  • Habibi HR, Huggard DL. 1998. Testosterone regulation of gonadotropin production in goldfish. Comparative biochemistry and physiology Part C, Pharmacology, toxicology & endocrinology 119(3): 339-344.
  • Kah O, Pontet A, Nunez Rodriguez J, Calas A, Breton B. 1989. Development of an enzyme-linked immunosorbent assay for goldfish gonadotropin. Biology of reproduction 41(1): 68-73.
  • Levavi-Sivan B, Bogerd J, Mananos EL, Gomez A, Lareyre JJ. 2010. Perspectives on fish gonadotropins and their receptors. General and comparative endocrinology 165(3): 412-437.
  • Norris DO. 2007. Vertebrate Endocrinology. Fourth ed. New York: Academic Press.
  • Oakley AE, Clifton DK, Steiner RA. 2009. Kisspeptin signaling in the brain.
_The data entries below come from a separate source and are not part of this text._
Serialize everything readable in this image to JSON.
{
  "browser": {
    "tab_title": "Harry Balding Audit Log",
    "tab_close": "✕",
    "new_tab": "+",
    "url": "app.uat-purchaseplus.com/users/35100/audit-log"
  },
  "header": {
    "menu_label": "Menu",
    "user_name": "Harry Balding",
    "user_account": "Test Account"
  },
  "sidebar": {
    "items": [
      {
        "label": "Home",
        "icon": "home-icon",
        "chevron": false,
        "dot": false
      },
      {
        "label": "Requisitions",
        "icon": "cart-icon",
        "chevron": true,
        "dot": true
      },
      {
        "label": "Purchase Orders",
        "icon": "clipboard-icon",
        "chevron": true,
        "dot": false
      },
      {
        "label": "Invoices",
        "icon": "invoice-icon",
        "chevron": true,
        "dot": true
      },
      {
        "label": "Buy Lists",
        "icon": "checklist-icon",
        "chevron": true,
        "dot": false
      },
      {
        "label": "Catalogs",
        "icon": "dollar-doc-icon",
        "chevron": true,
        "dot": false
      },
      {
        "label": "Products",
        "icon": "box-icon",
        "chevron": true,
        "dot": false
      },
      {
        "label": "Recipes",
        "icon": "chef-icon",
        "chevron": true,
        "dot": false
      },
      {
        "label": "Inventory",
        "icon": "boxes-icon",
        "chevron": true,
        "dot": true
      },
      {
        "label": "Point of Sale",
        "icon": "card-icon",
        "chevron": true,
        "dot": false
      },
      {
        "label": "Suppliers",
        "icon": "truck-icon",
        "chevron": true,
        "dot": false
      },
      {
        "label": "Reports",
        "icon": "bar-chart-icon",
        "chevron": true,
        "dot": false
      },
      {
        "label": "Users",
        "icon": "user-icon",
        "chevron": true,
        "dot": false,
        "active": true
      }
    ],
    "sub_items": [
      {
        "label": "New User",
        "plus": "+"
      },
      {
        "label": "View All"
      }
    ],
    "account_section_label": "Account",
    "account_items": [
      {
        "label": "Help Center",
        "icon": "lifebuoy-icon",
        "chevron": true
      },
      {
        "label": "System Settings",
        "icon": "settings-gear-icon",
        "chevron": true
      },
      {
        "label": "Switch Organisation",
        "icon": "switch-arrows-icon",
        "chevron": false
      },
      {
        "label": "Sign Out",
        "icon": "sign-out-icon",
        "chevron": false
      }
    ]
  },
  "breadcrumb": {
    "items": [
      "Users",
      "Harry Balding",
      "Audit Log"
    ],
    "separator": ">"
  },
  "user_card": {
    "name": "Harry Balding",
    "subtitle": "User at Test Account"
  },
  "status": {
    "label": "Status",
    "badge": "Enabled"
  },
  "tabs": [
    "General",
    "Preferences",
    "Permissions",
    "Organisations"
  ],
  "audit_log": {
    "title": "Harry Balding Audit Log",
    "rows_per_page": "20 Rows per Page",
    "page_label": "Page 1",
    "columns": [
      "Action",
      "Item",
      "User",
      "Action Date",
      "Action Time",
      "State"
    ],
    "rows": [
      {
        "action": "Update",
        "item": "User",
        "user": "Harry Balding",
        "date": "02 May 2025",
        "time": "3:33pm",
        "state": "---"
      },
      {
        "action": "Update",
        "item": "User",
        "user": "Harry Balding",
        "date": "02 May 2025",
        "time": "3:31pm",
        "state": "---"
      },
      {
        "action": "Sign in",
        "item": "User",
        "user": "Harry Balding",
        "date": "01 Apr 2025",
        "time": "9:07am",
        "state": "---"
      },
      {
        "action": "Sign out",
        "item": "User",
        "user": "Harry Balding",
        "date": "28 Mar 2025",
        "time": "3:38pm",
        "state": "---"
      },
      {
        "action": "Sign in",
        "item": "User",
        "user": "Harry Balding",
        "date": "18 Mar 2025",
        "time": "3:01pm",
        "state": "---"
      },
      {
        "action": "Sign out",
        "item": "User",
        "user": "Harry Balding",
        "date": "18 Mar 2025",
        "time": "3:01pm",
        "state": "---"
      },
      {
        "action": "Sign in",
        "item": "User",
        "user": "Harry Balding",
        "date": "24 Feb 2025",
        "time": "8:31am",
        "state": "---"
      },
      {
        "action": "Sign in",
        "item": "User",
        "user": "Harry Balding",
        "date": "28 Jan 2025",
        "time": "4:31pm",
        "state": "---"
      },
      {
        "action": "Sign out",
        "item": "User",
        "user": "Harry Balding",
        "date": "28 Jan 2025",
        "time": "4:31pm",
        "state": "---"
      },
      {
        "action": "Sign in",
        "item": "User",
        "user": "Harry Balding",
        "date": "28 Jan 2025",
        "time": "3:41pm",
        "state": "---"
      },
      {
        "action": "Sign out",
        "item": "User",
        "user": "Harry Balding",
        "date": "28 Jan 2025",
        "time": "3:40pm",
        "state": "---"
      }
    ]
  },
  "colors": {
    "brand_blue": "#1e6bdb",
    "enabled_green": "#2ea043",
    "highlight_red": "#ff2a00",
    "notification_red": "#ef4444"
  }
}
Endocrine reviews 30(6): 713-743.
  • Prat F, Sumpter JP, Tyler CR. 1996. Validation of radioimmunoassays for two salmon gonadotropins (GTH I and GTH II) and their plasma concentrations throughout the reproductivecycle in male and female rainbow trout (Oncorhynchus mykiss). Biology of reproduction 54(6): 1375-1382.
  • Sower SA, Freamat M, Kavanaugh SI. 2009. The origins of the vertebrate hypothalamic-pituitary-gonadal (HPG) and hypothalamic-pituitary-thyroid (HPT) endocrine systems: new insights from lampreys. General and comparative endocrinology 161(1): 20-29.
  • Trudeau VL, Spanswick D, Fraser EJ, Lariviére K, Crump D, Chiu S, et al. 2000. The role of amino acid neurotransmitters in the regulation of pituitary gonadotropin release in fish. Biochemistry and Cell Biology 78: 241-259.
  • Trudeau VL. 1997. Neuroendocrine regulation of gonadotropin II release and gonadal growth in the goldfish, Carassius auratus. Reviews of Reproduction 2: 55-68.